Military officials, who did not wish to be identified, said the Taliban are now increasing the chance of infection among victims by covering bombs with urine, feces or blood, leading to an increased likelihood of amputation.
No statistics exist for Afghan amputees, but the victims of more powerful bombs are yet another example of civilians who have borne the brunt of a war becoming even more dangerous as foreign combat troops prepare to withdraw by the end of 2014.
Civilian deaths in Afghanistan were up for a fifth straight year in 2011, according to the United Nations, with more than 3,000 killed last year alone.
The vast majority were killed by insurgents.

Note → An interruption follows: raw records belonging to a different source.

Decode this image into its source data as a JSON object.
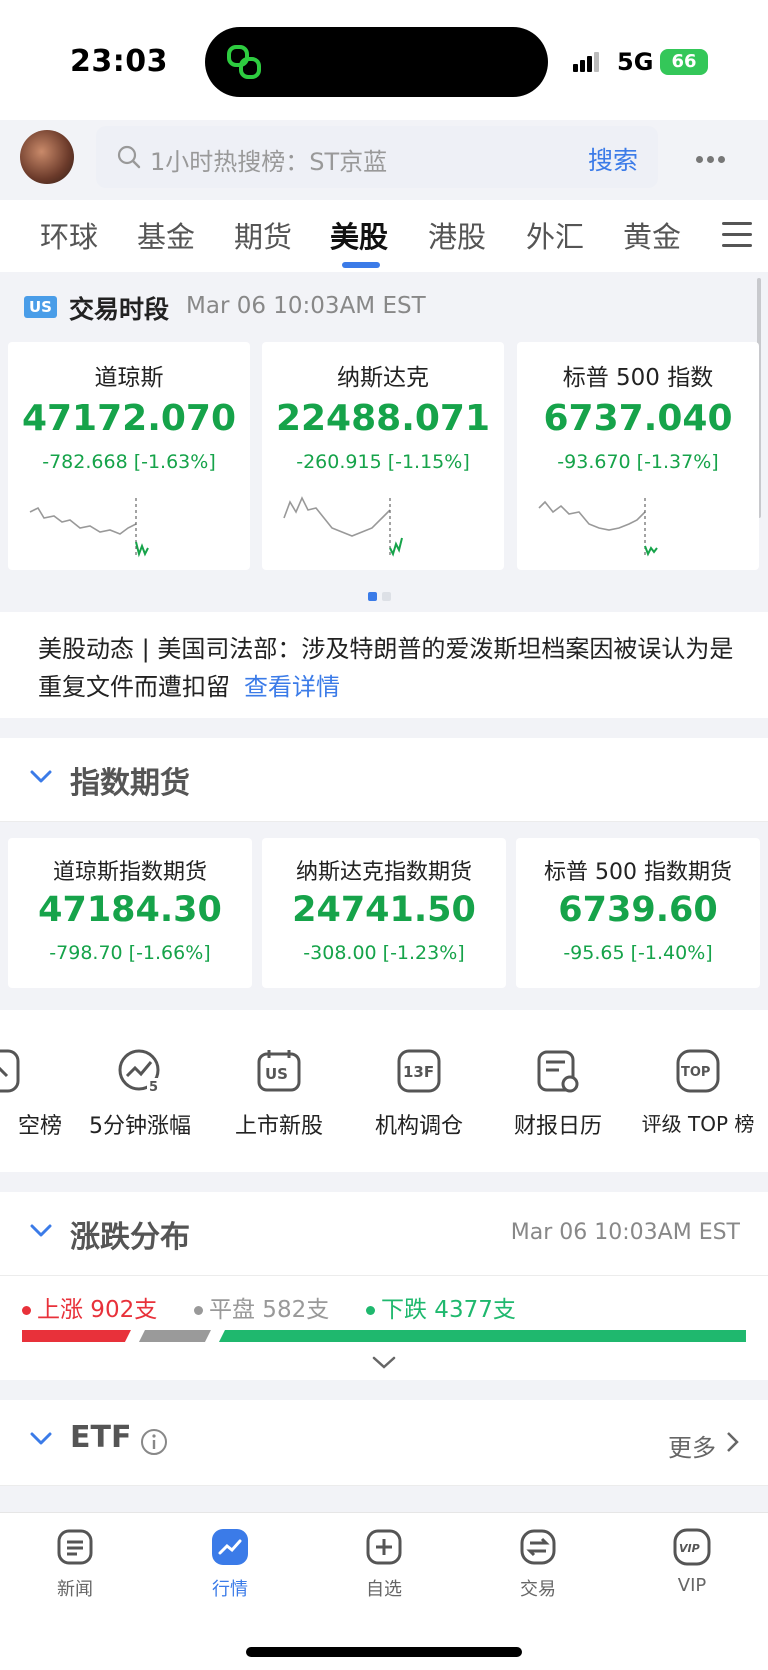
{
  "status": {
    "time": "23:03",
    "network": "5G",
    "battery": "66"
  },
  "search": {
    "placeholder": "1小时热搜榜：ST京蓝",
    "button": "搜索"
  },
  "tabs": [
    "环球",
    "基金",
    "期货",
    "美股",
    "港股",
    "外汇",
    "黄金"
  ],
  "active_tab": "美股",
  "session": {
    "badge": "US",
    "title": "交易时段",
    "time": "Mar 06 10:03AM EST",
    "cards": [
      {
        "name": "道琼斯",
        "value": "47172.070",
        "change": "-782.668 [-1.63%]"
      },
      {
        "name": "纳斯达克",
        "value": "22488.071",
        "change": "-260.915 [-1.15%]"
      },
      {
        "name": "标普 500 指数",
        "value": "6737.040",
        "change": "-93.670 [-1.37%]"
      }
    ]
  },
  "news": {
    "text": "美股动态 | 美国司法部：涉及特朗普的爱泼斯坦档案因被误认为是重复文件而遭扣留",
    "link": "查看详情"
  },
  "futures": {
    "title": "指数期货",
    "cards": [
      {
        "name": "道琼斯指数期货",
        "value": "47184.30",
        "change": "-798.70 [-1.66%]"
      },
      {
        "name": "纳斯达克指数期货",
        "value": "24741.50",
        "change": "-308.00 [-1.23%]"
      },
      {
        "name": "标普 500 指数期货",
        "value": "6739.60",
        "change": "-95.65 [-1.40%]"
      }
    ]
  },
  "tools": [
    {
      "label": "空榜",
      "icon": "chart-icon"
    },
    {
      "label": "5分钟涨幅",
      "icon": "trend-5min-icon"
    },
    {
      "label": "上市新股",
      "icon": "us-calendar-icon"
    },
    {
      "label": "机构调仓",
      "icon": "13f-icon"
    },
    {
      "label": "财报日历",
      "icon": "report-calendar-icon"
    },
    {
      "label": "评级 TOP 榜",
      "icon": "top-icon"
    }
  ],
  "breadth": {
    "title": "涨跌分布",
    "time": "Mar 06 10:03AM EST",
    "up_label": "上涨 902支",
    "flat_label": "平盘 582支",
    "down_label": "下跌 4377支",
    "up": 902,
    "flat": 582,
    "down": 4377,
    "colors": {
      "up": "#e8313a",
      "flat": "#9a9a9a",
      "down": "#1fb86e"
    }
  },
  "etf": {
    "title": "ETF",
    "more": "更多"
  },
  "tabbar": [
    {
      "label": "新闻",
      "icon": "news-icon"
    },
    {
      "label": "行情",
      "icon": "market-icon"
    },
    {
      "label": "自选",
      "icon": "watchlist-icon"
    },
    {
      "label": "交易",
      "icon": "trade-icon"
    },
    {
      "label": "VIP",
      "icon": "vip-icon"
    }
  ],
  "accent": "#3b7be8",
  "down_color": "#16a34a"
}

In its report, the United Nations said bombs - also known as improvised explosive devices, or IEDs - planted on roads and increasingly deadly suicide attacks that targeted civilians killed more people than any other form of attack.
“It is really devastating what bombs can now do. In the past we had a few double amputee patients, now we see quite a lot,” Cairo told Reuters as he tended to a middle-aged IED victim trying out a new pair of prosthetic legs.
The difference between old and new bombs in the orthopedic centre is stark: most of the one-legged men are grey-haired and wearing turbans, many victims of Soviet mines during the war with Moscow in the 1980s.
T-shirt clad younger patients, such as one man in his twenties who lost both legs above the knees in December’s suicide attack, appear to have suffered graver injuries.
Almost all of the Kabul centre’s 323 members of staff are themselves disabled from war or disease, something which the Red Cross says helps boost patient morale. Other patients include children suffering from congenital diseases.
The Kabul centre also has an on-site factory, where disabled workers turn out custom-made artificial legs and arms from individual moulds.
Civilians are not the only victims of increasingly powerful bombs that are also believed responsible for more amputations among U.S. troops.
NATO forces fighting the Taliban say IEDs are the insurgents’ deadliest weapon. Those who disarm the bombs are considered to have the most dangerous jobs in the increasingly unpopular war, which has dragged into its eleventh year.
Last year a record number of American soldiers needed amputations, with the number reaching 20 a month, outpacing even the most violent years of the war in Iraq, U.S. reports say.
Smaller IEDs are also being made, again usually from fertilizer smuggled from Pakistan, aimed at passers-by.
For 11-year-old Norzia, the fear of IEDs is very real. The daughter of a shepherd was hit by a Soviet-era landmine when tending to her family’s sheep in eastern Wardak province.
Her pretty face framed by a colorful hijab, she gingerly walked on artificial legs towards her physiotherapist, who guided her with a slight limp.
“I want our government to stop the war in our country, I want the Taliban to stop planting roadside bombs. This is what can happen,” she said.
Reporting by Amie Ferris-Rotman; Editing by Paul Tait